(Entries shown begins)
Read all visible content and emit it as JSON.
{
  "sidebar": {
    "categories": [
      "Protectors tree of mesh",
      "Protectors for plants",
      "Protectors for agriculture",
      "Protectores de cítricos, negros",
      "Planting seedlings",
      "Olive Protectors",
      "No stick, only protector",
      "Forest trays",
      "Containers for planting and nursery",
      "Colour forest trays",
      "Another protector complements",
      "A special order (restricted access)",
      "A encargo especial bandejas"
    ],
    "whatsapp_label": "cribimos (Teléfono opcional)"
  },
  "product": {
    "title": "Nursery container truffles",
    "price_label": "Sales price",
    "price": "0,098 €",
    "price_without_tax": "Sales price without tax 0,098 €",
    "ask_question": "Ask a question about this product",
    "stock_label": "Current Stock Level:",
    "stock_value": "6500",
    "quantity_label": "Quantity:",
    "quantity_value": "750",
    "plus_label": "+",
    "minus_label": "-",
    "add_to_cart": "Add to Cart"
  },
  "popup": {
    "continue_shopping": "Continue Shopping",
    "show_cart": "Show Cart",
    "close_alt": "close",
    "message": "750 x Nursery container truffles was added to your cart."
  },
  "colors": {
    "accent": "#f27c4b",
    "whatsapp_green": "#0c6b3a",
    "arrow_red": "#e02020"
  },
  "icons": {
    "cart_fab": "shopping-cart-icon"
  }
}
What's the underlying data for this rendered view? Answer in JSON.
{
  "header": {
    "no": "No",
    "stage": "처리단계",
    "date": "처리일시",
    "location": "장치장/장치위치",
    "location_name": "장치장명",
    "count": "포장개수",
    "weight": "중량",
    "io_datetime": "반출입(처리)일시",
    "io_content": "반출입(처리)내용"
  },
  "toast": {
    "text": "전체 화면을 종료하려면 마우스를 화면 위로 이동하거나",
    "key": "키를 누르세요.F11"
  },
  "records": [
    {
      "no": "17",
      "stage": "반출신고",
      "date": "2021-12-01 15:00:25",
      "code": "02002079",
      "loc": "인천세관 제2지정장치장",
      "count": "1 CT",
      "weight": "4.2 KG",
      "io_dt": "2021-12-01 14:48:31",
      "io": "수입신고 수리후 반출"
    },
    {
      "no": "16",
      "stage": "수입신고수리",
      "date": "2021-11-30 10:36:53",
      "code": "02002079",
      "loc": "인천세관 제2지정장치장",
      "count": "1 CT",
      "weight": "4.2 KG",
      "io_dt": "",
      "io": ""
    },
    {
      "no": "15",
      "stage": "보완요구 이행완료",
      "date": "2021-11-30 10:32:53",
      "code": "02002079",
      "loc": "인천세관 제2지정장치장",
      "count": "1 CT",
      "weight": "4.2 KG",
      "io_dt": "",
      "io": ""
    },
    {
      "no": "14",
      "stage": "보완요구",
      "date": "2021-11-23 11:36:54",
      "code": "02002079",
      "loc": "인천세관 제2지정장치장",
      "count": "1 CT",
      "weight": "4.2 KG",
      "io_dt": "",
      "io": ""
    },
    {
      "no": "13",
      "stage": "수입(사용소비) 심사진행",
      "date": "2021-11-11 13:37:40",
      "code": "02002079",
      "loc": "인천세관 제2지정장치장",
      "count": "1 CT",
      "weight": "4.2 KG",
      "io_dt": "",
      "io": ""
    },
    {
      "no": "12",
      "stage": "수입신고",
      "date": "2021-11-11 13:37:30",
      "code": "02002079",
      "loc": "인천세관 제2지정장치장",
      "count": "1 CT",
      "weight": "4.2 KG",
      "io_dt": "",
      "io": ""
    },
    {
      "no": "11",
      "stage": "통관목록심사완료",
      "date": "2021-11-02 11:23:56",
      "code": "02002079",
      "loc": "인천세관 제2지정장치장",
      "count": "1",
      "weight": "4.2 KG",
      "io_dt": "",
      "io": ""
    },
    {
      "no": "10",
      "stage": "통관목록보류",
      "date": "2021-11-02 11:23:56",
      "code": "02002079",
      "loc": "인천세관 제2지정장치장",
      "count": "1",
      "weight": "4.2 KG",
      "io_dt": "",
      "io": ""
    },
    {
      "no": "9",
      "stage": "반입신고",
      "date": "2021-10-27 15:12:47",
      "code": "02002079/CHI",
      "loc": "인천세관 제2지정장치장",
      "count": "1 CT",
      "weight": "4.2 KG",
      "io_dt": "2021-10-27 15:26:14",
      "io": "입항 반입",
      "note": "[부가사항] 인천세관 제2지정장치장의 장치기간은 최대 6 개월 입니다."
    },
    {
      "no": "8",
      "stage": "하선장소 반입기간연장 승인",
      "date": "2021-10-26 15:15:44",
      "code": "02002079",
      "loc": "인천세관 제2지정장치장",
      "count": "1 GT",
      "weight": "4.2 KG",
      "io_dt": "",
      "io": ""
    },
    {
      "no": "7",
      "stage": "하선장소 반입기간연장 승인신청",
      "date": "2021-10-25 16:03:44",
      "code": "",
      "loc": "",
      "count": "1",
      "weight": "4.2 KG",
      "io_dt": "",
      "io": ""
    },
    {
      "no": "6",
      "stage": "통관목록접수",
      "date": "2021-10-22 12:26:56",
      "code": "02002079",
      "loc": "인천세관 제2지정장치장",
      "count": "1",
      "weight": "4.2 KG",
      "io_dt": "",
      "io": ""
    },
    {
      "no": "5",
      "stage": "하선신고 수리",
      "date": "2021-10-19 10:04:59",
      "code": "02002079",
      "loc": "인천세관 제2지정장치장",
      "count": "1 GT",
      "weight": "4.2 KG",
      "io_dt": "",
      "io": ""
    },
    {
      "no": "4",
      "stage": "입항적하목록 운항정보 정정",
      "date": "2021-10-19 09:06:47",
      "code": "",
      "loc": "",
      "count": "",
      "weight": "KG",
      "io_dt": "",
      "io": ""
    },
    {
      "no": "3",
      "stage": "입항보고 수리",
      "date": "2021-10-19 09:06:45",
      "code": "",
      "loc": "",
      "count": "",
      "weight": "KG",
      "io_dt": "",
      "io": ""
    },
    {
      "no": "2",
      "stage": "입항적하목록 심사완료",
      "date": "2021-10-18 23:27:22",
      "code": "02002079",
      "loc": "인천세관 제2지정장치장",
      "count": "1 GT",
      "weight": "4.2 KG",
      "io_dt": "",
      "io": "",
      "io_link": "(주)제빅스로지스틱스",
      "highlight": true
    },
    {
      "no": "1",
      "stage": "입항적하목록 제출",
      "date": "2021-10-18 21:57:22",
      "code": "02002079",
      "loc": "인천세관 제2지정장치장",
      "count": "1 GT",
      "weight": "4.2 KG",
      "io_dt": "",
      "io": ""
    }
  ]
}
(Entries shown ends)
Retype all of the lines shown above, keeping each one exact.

• [The completed task]:
Read all visible content and emit it as JSON.
{
  "sidebar": {
    "categories": [
      "Protectors tree of mesh",
      "Protectors for plants",
      "Protectors for agriculture",
      "Protectores de cítricos, negros",
      "Planting seedlings",
      "Olive Protectors",
      "No stick, only protector",
      "Forest trays",
      "Containers for planting and nursery",
      "Colour forest trays",
      "Another protector complements",
      "A special order (restricted access)",
      "A encargo especial bandejas"
    ],
    "whatsapp_label": "cribimos (Teléfono opcional)"
  },
  "product": {
    "title": "Nursery container truffles",
    "price_label": "Sales price",
    "price": "0,098 €",
    "price_without_tax": "Sales price without tax 0,098 €",
    "ask_question": "Ask a question about this product",
    "stock_label": "Current Stock Level:",
    "stock_value": "6500",
    "quantity_label": "Quantity:",
    "quantity_value": "750",
    "plus_label": "+",
    "minus_label": "-",
    "add_to_cart": "Add to Cart"
  },
  "popup": {
    "continue_shopping": "Continue Shopping",
    "show_cart": "Show Cart",
    "close_alt": "close",
    "message": "750 x Nursery container truffles was added to your cart."
  },
  "colors": {
    "accent": "#f27c4b",
    "whatsapp_green": "#0c6b3a",
    "arrow_red": "#e02020"
  },
  "icons": {
    "cart_fab": "shopping-cart-icon"
  }
}
What's the underlying data for this rendered view? Answer in JSON.
{
  "header": {
    "no": "No",
    "stage": "처리단계",
    "date": "처리일시",
    "location": "장치장/장치위치",
    "location_name": "장치장명",
    "count": "포장개수",
    "weight": "중량",
    "io_datetime": "반출입(처리)일시",
    "io_content": "반출입(처리)내용"
  },
  "toast": {
    "text": "전체 화면을 종료하려면 마우스를 화면 위로 이동하거나",
    "key": "키를 누르세요.F11"
  },
  "records": [
    {
      "no": "17",
      "stage": "반출신고",
      "date": "2021-12-01 15:00:25",
      "code": "02002079",
      "loc": "인천세관 제2지정장치장",
      "count": "1 CT",
      "weight": "4.2 KG",
      "io_dt": "2021-12-01 14:48:31",
      "io": "수입신고 수리후 반출"
    },
    {
      "no": "16",
      "stage": "수입신고수리",
      "date": "2021-11-30 10:36:53",
      "code": "02002079",
      "loc": "인천세관 제2지정장치장",
      "count": "1 CT",
      "weight": "4.2 KG",
      "io_dt": "",
      "io": ""
    },
    {
      "no": "15",
      "stage": "보완요구 이행완료",
      "date": "2021-11-30 10:32:53",
      "code": "02002079",
      "loc": "인천세관 제2지정장치장",
      "count": "1 CT",
      "weight": "4.2 KG",
      "io_dt": "",
      "io": ""
    },
    {
      "no": "14",
      "stage": "보완요구",
      "date": "2021-11-23 11:36:54",
      "code": "02002079",
      "loc": "인천세관 제2지정장치장",
      "count": "1 CT",
      "weight": "4.2 KG",
      "io_dt": "",
      "io": ""
    },
    {
      "no": "13",
      "stage": "수입(사용소비) 심사진행",
      "date": "2021-11-11 13:37:40",
      "code": "02002079",
      "loc": "인천세관 제2지정장치장",
      "count": "1 CT",
      "weight": "4.2 KG",
      "io_dt": "",
      "io": ""
    },
    {
      "no": "12",
      "stage": "수입신고",
      "date": "2021-11-11 13:37:30",
      "code": "02002079",
      "loc": "인천세관 제2지정장치장",
      "count": "1 CT",
      "weight": "4.2 KG",
      "io_dt": "",
      "io": ""
    },
    {
      "no": "11",
      "stage": "통관목록심사완료",
      "date": "2021-11-02 11:23:56",
      "code": "02002079",
      "loc": "인천세관 제2지정장치장",
      "count": "1",
      "weight": "4.2 KG",
      "io_dt": "",
      "io": ""
    },
    {
      "no": "10",
      "stage": "통관목록보류",
      "date": "2021-11-02 11:23:56",
      "code": "02002079",
      "loc": "인천세관 제2지정장치장",
      "count": "1",
      "weight": "4.2 KG",
      "io_dt": "",
      "io": ""
    },
    {
      "no": "9",
      "stage": "반입신고",
      "date": "2021-10-27 15:12:47",
      "code": "02002079/CHI",
      "loc": "인천세관 제2지정장치장",
      "count": "1 CT",
      "weight": "4.2 KG",
      "io_dt": "2021-10-27 15:26:14",
      "io": "입항 반입",
      "note": "[부가사항] 인천세관 제2지정장치장의 장치기간은 최대 6 개월 입니다."
    },
    {
      "no": "8",
      "stage": "하선장소 반입기간연장 승인",
      "date": "2021-10-26 15:15:44",
      "code": "02002079",
      "loc": "인천세관 제2지정장치장",
      "count": "1 GT",
      "weight": "4.2 KG",
      "io_dt": "",
      "io": ""
    },
    {
      "no": "7",
      "stage": "하선장소 반입기간연장 승인신청",
      "date": "2021-10-25 16:03:44",
      "code": "",
      "loc": "",
      "count": "1",
      "weight": "4.2 KG",
      "io_dt": "",
      "io": ""
    },
    {
      "no": "6",
      "stage": "통관목록접수",
      "date": "2021-10-22 12:26:56",
      "code": "02002079",
      "loc": "인천세관 제2지정장치장",
      "count": "1",
      "weight": "4.2 KG",
      "io_dt": "",
      "io": ""
    },
    {
      "no": "5",
      "stage": "하선신고 수리",
      "date": "2021-10-19 10:04:59",
      "code": "02002079",
      "loc": "인천세관 제2지정장치장",
      "count": "1 GT",
      "weight": "4.2 KG",
      "io_dt": "",
      "io": ""
    },
    {
      "no": "4",
      "stage": "입항적하목록 운항정보 정정",
      "date": "2021-10-19 09:06:47",
      "code": "",
      "loc": "",
      "count": "",
      "weight": "KG",
      "io_dt": "",
      "io": ""
    },
    {
      "no": "3",
      "stage": "입항보고 수리",
      "date": "2021-10-19 09:06:45",
      "code": "",
      "loc": "",
      "count": "",
      "weight": "KG",
      "io_dt": "",
      "io": ""
    },
    {
      "no": "2",
      "stage": "입항적하목록 심사완료",
      "date": "2021-10-18 23:27:22",
      "code": "02002079",
      "loc": "인천세관 제2지정장치장",
      "count": "1 GT",
      "weight": "4.2 KG",
      "io_dt": "",
      "io": "",
      "io_link": "(주)제빅스로지스틱스",
      "highlight": true
    },
    {
      "no": "1",
      "stage": "입항적하목록 제출",
      "date": "2021-10-18 21:57:22",
      "code": "02002079",
      "loc": "인천세관 제2지정장치장",
      "count": "1 GT",
      "weight": "4.2 KG",
      "io_dt": "",
      "io": ""
    }
  ]
}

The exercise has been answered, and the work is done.